From: Scientific American

This Box is Heavier; I Can Just Hear it! Illusions of Sight and Sound in the Blind and Deaf

Scientific American:

The last time someone told you to look at an optical illusion, they probably described it as playing a cool trick on your eyes. But these quirks of perception – as well as most other illusions – have more to do with tricking your brain than anything else.

Rather than thinking about illusions as being something you fall for, scientists have realized that these mis-perceptions are actually powerful glimpses into the work that the brain typically seems to do so easily. In fact, some well-known illusions linked to sights and sounds have such a strong foundation in our brains that they can still affect people who have been blind or deaf since birth.

The obvious question is why we are even susceptible to illusions in the first place. If our brains and senses have developed specifically to help us interpret and navigate the world around us, why is there this room for error? The answer, at least in part, is efficiency.

First we need to make a distinction between sensation – the information sent to our brains from our senses – and perception – the meaning that the brain assigns to this input.

Read the whole story: Scientific American

Leave a Comment

Your email address will not be published.
In the interest of transparency, we do not accept anonymous comments.
Required fields are marked*
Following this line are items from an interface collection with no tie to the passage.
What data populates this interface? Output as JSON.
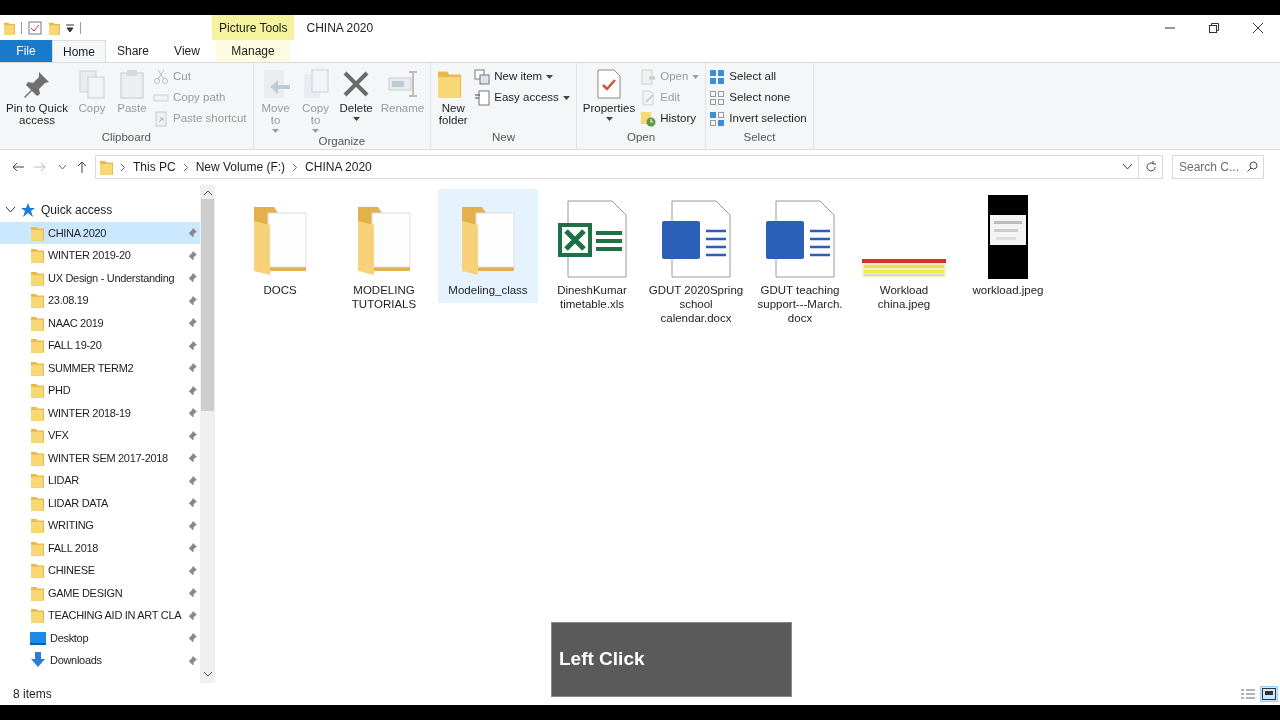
{
  "window": {
    "title": "CHINA 2020",
    "context_tab": "Picture Tools"
  },
  "tabs": [
    {
      "label": "File",
      "kind": "file",
      "selected": false
    },
    {
      "label": "Home",
      "kind": "tab",
      "selected": true
    },
    {
      "label": "Share",
      "kind": "tab",
      "selected": false
    },
    {
      "label": "View",
      "kind": "tab",
      "selected": false
    },
    {
      "label": "Manage",
      "kind": "context",
      "selected": false
    }
  ],
  "ribbon": {
    "groups": [
      {
        "label": "Clipboard",
        "buttons": [
          {
            "label": "Pin to Quick\naccess",
            "kind": "large",
            "disabled": false
          },
          {
            "label": "Copy",
            "kind": "large",
            "disabled": true
          },
          {
            "label": "Paste",
            "kind": "large",
            "disabled": true
          },
          {
            "label": "Cut",
            "kind": "small",
            "disabled": true
          },
          {
            "label": "Copy path",
            "kind": "small",
            "disabled": true
          },
          {
            "label": "Paste shortcut",
            "kind": "small",
            "disabled": true
          }
        ]
      },
      {
        "label": "Organize",
        "buttons": [
          {
            "label": "Move\nto",
            "kind": "large",
            "disabled": true,
            "dropdown": true
          },
          {
            "label": "Copy\nto",
            "kind": "large",
            "disabled": true,
            "dropdown": true
          },
          {
            "label": "Delete",
            "kind": "large",
            "disabled": false,
            "dropdown": true
          },
          {
            "label": "Rename",
            "kind": "large",
            "disabled": true
          }
        ]
      },
      {
        "label": "New",
        "buttons": [
          {
            "label": "New\nfolder",
            "kind": "large",
            "disabled": false
          },
          {
            "label": "New item",
            "kind": "small",
            "disabled": false,
            "dropdown": true
          },
          {
            "label": "Easy access",
            "kind": "small",
            "disabled": false,
            "dropdown": true
          }
        ]
      },
      {
        "label": "Open",
        "buttons": [
          {
            "label": "Properties",
            "kind": "large",
            "disabled": false,
            "dropdown": true
          },
          {
            "label": "Open",
            "kind": "small",
            "disabled": true,
            "dropdown": true
          },
          {
            "label": "Edit",
            "kind": "small",
            "disabled": true
          },
          {
            "label": "History",
            "kind": "small",
            "disabled": false
          }
        ]
      },
      {
        "label": "Select",
        "buttons": [
          {
            "label": "Select all",
            "kind": "small",
            "disabled": false
          },
          {
            "label": "Select none",
            "kind": "small",
            "disabled": false
          },
          {
            "label": "Invert selection",
            "kind": "small",
            "disabled": false
          }
        ]
      }
    ]
  },
  "address": {
    "breadcrumbs": [
      "This PC",
      "New Volume (F:)",
      "CHINA 2020"
    ],
    "search_placeholder": "Search C..."
  },
  "navigation": {
    "quick_access": {
      "label": "Quick access",
      "expanded": true,
      "items": [
        {
          "label": "CHINA 2020",
          "kind": "folder",
          "pinned": true,
          "selected": true
        },
        {
          "label": "WINTER 2019-20",
          "kind": "folder",
          "pinned": true,
          "selected": false
        },
        {
          "label": "UX Design - Understanding",
          "kind": "folder",
          "pinned": true,
          "selected": false
        },
        {
          "label": "23.08.19",
          "kind": "folder",
          "pinned": true,
          "selected": false
        },
        {
          "label": "NAAC 2019",
          "kind": "folder",
          "pinned": true,
          "selected": false
        },
        {
          "label": "FALL 19-20",
          "kind": "folder",
          "pinned": true,
          "selected": false
        },
        {
          "label": "SUMMER TERM2",
          "kind": "folder",
          "pinned": true,
          "selected": false
        },
        {
          "label": "PHD",
          "kind": "folder",
          "pinned": true,
          "selected": false
        },
        {
          "label": "WINTER 2018-19",
          "kind": "folder",
          "pinned": true,
          "selected": false
        },
        {
          "label": "VFX",
          "kind": "folder",
          "pinned": true,
          "selected": false
        },
        {
          "label": "WINTER SEM 2017-2018",
          "kind": "folder",
          "pinned": true,
          "selected": false
        },
        {
          "label": "LIDAR",
          "kind": "folder",
          "pinned": true,
          "selected": false
        },
        {
          "label": "LIDAR DATA",
          "kind": "folder",
          "pinned": true,
          "selected": false
        },
        {
          "label": "WRITING",
          "kind": "folder",
          "pinned": true,
          "selected": false
        },
        {
          "label": "FALL 2018",
          "kind": "folder",
          "pinned": true,
          "selected": false
        },
        {
          "label": "CHINESE",
          "kind": "folder",
          "pinned": true,
          "selected": false
        },
        {
          "label": "GAME DESIGN",
          "kind": "folder",
          "pinned": true,
          "selected": false
        },
        {
          "label": "TEACHING AID IN ART CLA",
          "kind": "folder",
          "pinned": true,
          "selected": false
        },
        {
          "label": "Desktop",
          "kind": "desktop",
          "pinned": true,
          "selected": false
        },
        {
          "label": "Downloads",
          "kind": "downloads",
          "pinned": true,
          "selected": false
        }
      ]
    }
  },
  "files": [
    {
      "name": "DOCS",
      "kind": "folder",
      "selected": false
    },
    {
      "name": "MODELING TUTORIALS",
      "kind": "folder",
      "selected": false
    },
    {
      "name": "Modeling_class",
      "kind": "folder",
      "selected": true
    },
    {
      "name": "DineshKumar timetable.xls",
      "kind": "excel",
      "selected": false
    },
    {
      "name": "GDUT 2020Spring school calendar.docx",
      "kind": "word",
      "selected": false
    },
    {
      "name": "GDUT teaching support---March. docx",
      "kind": "word",
      "selected": false
    },
    {
      "name": "Workload china.jpeg",
      "kind": "wide_image",
      "selected": false
    },
    {
      "name": "workload.jpeg",
      "kind": "tall_image",
      "selected": false
    }
  ],
  "status_bar": {
    "item_count": "8 items",
    "views": [
      {
        "kind": "details",
        "selected": false
      },
      {
        "kind": "large_icons",
        "selected": true
      }
    ]
  },
  "overlay": {
    "text": "Left Click"
  }
}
This site uses Akismet to reduce spam. Learn how your comment data is processed.